Items listed in a dataset:
◆ ◆ ◆ ◆ ◆
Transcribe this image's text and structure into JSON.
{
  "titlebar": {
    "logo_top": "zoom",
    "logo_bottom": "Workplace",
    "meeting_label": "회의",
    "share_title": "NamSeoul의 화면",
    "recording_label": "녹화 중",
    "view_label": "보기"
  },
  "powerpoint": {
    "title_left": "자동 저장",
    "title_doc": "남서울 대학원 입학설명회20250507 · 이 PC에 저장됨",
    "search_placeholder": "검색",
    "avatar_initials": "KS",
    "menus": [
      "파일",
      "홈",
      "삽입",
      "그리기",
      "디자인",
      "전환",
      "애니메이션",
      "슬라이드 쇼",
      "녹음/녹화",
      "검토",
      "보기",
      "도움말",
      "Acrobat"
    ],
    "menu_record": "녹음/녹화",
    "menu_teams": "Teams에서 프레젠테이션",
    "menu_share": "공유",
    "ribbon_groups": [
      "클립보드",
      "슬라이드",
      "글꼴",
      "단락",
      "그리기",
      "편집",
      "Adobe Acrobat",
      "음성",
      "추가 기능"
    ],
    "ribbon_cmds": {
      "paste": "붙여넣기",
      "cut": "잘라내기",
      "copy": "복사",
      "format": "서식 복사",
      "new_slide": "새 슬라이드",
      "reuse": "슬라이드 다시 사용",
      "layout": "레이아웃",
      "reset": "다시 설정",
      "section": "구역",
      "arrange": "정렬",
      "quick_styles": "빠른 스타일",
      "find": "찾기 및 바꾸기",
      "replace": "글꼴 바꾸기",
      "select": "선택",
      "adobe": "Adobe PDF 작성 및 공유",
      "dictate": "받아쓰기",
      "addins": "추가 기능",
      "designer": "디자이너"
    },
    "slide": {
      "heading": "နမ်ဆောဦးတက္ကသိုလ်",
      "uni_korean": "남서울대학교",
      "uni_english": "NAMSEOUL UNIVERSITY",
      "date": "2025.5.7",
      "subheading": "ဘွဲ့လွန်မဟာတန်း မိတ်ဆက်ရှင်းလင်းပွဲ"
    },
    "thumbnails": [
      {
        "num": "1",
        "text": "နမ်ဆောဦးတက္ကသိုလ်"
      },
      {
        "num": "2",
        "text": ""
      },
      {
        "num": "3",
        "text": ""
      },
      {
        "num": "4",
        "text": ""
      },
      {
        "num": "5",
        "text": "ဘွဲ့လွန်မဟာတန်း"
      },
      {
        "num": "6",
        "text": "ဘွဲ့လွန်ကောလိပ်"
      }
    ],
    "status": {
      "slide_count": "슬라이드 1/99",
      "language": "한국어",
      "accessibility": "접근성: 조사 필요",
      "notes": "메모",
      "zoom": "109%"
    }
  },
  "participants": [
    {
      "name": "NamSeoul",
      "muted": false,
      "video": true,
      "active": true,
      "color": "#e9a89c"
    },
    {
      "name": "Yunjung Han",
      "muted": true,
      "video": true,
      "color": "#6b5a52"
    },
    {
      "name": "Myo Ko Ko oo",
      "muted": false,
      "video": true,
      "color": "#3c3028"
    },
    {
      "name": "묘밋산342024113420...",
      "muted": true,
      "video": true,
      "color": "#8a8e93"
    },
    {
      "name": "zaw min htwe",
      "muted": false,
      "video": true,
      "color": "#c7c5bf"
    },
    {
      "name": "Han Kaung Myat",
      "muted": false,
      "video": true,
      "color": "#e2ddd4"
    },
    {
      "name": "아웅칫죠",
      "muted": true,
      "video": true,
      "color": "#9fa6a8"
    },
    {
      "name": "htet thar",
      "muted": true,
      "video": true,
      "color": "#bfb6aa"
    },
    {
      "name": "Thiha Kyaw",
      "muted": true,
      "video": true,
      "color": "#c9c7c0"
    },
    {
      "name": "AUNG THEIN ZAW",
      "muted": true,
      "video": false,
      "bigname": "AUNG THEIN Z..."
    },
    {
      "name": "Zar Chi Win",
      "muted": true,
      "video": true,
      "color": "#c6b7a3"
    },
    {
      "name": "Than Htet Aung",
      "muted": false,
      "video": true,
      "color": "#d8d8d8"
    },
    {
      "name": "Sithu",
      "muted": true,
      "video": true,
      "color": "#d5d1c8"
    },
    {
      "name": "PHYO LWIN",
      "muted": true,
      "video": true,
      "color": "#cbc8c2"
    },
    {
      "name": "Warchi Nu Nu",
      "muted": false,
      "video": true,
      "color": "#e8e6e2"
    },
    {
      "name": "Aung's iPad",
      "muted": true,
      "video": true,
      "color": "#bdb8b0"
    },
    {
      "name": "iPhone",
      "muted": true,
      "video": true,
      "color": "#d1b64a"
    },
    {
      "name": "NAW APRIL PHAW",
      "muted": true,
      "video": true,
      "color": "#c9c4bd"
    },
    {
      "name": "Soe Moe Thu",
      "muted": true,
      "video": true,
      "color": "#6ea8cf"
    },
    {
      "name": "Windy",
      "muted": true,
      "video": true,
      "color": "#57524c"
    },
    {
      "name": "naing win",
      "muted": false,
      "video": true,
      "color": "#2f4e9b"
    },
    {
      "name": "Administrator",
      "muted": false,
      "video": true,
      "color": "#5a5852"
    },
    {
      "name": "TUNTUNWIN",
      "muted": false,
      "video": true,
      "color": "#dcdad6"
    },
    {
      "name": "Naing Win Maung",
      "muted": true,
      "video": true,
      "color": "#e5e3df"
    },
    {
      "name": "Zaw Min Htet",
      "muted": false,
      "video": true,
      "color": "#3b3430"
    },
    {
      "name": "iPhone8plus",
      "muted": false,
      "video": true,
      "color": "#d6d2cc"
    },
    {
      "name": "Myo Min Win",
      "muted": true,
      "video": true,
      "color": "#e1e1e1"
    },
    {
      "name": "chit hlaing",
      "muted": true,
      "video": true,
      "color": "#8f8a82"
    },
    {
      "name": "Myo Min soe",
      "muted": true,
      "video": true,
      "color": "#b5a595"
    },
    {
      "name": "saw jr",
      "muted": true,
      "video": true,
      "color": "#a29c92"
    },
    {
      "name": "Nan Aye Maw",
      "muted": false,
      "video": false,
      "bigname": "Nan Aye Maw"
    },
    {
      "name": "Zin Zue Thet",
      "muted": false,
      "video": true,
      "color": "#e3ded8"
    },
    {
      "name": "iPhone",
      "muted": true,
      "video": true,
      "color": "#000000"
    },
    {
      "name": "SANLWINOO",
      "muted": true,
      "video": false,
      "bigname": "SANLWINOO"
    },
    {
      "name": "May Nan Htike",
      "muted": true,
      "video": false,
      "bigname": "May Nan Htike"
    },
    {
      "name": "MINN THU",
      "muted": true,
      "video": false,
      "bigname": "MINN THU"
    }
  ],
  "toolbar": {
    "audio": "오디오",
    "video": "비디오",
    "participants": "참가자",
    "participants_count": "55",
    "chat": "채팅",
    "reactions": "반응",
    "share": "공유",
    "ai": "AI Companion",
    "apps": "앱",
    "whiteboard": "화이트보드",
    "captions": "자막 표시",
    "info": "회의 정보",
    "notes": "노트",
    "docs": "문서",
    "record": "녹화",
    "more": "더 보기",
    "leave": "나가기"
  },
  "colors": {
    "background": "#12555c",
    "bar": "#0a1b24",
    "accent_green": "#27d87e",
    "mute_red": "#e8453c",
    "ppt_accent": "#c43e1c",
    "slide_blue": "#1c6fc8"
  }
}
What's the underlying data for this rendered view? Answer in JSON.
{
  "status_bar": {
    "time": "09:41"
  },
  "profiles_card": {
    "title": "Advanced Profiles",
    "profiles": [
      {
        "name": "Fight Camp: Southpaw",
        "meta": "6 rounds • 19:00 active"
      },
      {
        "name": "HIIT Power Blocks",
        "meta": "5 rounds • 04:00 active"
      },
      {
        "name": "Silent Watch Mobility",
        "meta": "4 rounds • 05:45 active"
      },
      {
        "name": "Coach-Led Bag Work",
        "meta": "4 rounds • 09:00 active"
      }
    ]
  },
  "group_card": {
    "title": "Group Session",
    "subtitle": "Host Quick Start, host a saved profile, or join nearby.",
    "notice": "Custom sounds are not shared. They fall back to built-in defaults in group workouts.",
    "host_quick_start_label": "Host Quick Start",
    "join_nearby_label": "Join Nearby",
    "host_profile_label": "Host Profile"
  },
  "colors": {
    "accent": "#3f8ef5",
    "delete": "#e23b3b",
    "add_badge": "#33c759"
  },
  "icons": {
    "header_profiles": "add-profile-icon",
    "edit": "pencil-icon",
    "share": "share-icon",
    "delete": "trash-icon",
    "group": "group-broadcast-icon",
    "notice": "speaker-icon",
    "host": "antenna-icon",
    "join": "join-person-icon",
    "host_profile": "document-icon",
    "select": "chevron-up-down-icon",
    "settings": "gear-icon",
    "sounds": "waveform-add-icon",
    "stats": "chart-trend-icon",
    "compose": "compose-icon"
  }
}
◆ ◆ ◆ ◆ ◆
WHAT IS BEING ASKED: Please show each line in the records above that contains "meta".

COMPLETED EXERCISE:
        "meta": "6 rounds • 19:00 active"
        "meta": "5 rounds • 04:00 active"
        "meta": "4 rounds • 05:45 active"
        "meta": "4 rounds • 09:00 active"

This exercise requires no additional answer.